The phrase that summarizes Anthony Burgess' sprawling, intricate plot of A Clockwork Orange is: back to Square One. Its violent, yet moralistic core centers on the philosophy of "leaving well enough alone," with a smidgeon of "what goes around comes around."
Alex, a cocksure and rotten gang leader who listens to Beethoven, leads his barbarian band of "droogs" into nightmarish scenarios. The time is set somewhere in the near future, in the tattered shreds of a formerly civilized country. Violence portrayed in "A Clockwork Orange" is several notches above what is normally demonstrated by troublesome youth in fact and fiction.
The acts of devastation committed by this gang of four are random, and they derive abnormal pleasure from raping, killing, torturing and maiming unsuspecting victims who inadvertently cross their angry young paths. Some of the survivors of their violent jags crop back up later in the story and play powerful roles in the way the story evolves.
After juicing up at a milk bar where white liquid streams freely from the nipples of kneeling nudies, Alex and his pals are ready for a taste of the old ultra-violence, or even a bit of the old in-out (i.e. raping). A decrepit drunk in the shadows of a desolate gutter is one of their first victims, and they beat him to a pulp for no apparent reason other than sheer enjoyment.

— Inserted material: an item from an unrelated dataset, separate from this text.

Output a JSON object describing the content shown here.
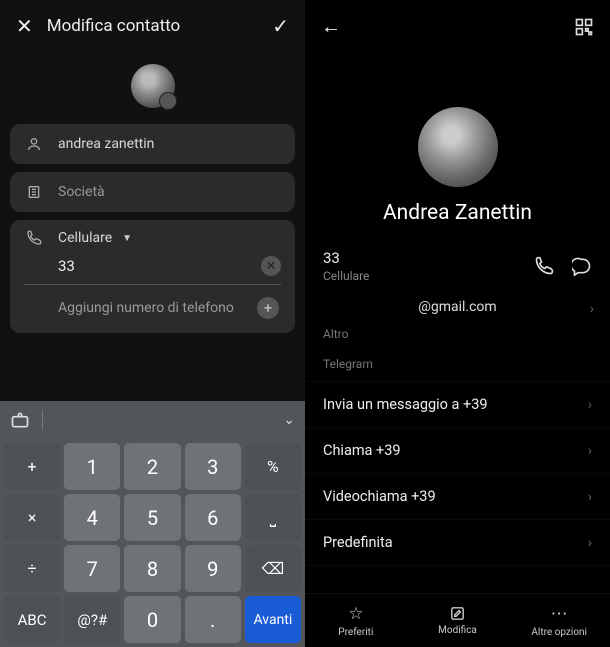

Another encounter unfolds at the futuristically artsy home of a middle-aged couple, where the droogs play the I-have-car-problems-can-you-help game to get past the stylish front door. Once inside, they rape the wife and beat the husband and wife while Alex crudely croons, "Singing in the Rain."
The wife dies from injuries, and the husband survives with physical limitations.
Meanwhile, signs of a power struggle between Alex and droog buddy Dim are heating up. The result is a disciplinary whack with a thick club across Dim's back that sends him flying. Alex gets away with his act of brotherly violence on the surface, but Dim...